Imagine watching a game of footy. You’ve taken your seat, watched the players run through their warm-ups and take their positions on the field. The siren sounds for the first ball-up and you suddenly realise there are no goals at either end of the ground.
At the end of the game how would you know who won? How would you know who played a good game? What would the coach tell you to do if the team at each break? “Run… somewhere. Kick at… something. Stop the other team from doing… stuff.”
It’s ridiculous to even imagine such a scenario, yet many of us live life this way.

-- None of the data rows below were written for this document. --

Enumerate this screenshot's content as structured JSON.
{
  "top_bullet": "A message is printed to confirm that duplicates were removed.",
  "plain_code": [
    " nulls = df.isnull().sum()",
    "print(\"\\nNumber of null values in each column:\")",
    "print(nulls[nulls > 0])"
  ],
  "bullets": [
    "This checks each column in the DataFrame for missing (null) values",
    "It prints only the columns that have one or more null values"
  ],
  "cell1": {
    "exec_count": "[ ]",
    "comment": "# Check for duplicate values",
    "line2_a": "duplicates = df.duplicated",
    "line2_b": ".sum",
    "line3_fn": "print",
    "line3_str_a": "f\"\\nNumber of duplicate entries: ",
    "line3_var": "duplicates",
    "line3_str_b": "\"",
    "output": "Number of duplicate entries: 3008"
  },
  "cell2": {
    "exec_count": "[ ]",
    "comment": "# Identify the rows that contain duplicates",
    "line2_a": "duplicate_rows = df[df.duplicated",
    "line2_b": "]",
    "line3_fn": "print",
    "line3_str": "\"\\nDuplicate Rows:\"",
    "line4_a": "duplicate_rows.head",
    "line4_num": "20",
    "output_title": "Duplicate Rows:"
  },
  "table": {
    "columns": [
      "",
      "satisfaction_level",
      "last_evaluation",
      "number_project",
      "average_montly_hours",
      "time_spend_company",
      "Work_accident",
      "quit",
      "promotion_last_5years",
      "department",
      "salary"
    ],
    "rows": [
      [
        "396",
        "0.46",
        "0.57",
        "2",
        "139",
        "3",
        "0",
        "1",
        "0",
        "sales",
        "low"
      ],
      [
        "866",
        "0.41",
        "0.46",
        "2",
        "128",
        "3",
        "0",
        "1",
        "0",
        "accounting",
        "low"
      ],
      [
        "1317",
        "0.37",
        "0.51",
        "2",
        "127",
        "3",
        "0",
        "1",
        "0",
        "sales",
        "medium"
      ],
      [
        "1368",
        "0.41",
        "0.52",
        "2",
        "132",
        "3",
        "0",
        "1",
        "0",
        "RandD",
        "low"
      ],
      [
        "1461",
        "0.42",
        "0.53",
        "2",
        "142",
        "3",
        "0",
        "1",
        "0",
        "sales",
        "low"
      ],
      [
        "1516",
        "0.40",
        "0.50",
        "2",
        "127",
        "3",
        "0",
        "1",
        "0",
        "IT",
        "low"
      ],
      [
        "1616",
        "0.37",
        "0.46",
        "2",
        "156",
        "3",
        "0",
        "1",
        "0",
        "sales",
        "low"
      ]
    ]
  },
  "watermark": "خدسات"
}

We run around on the field of life with no goals to aim at and therefore no idea if we’re playing well, winning, losing or something in between.
Now that you’re thinking about it, you might realise we all have some kind of goal, but they’re often vague and uninspiring – “Yeh, I guess I want to own a house one day, and probably get married and maybe give back to society in some way.” The reason we have such vague goals is simply the fear of failing. Once there’s a real goal to aim at, we can miss, and no one likes missing the goal they’ve set. So Rule #1 – No fear
Yeh, you might miss the goal (or you might set a ridiculous goal) but at least you’re having a go, at least you showed up to the game. Go easy on yourself and let your goals be flexible if they need to be. You’ll get better at it the more you do it just don’t give up.
Rule #2 – Get SMART
SMART goals are Specific, Measurable, Achievable, Realistic and they come with a Timeframe. You’re far more likely to achieve your goal if it’s SMART. An example of a general goal might be, “I want more money.” A SMART goal would be, “I want to clear my $1,000 credit card debt and save $2,500 by January 1, 2016.” This goal is specific, it can be easily measured, it’s achievable, realistic and the timeframe to complete it is clear.
Rule #3 – Be emotional
The next step is to ask yourself why you want that goal and then get emotional about it – how will you feel when you complete it? Taking the above goal as an example, the ‘why’ might be to get out of debt and take control of my financial situation. The feeling I’ll have when I complete that goal? Happiness, relief, a sense of accomplishment and pride.
Having goals is the key to a good financial plan, but knowing how to set them is just as important.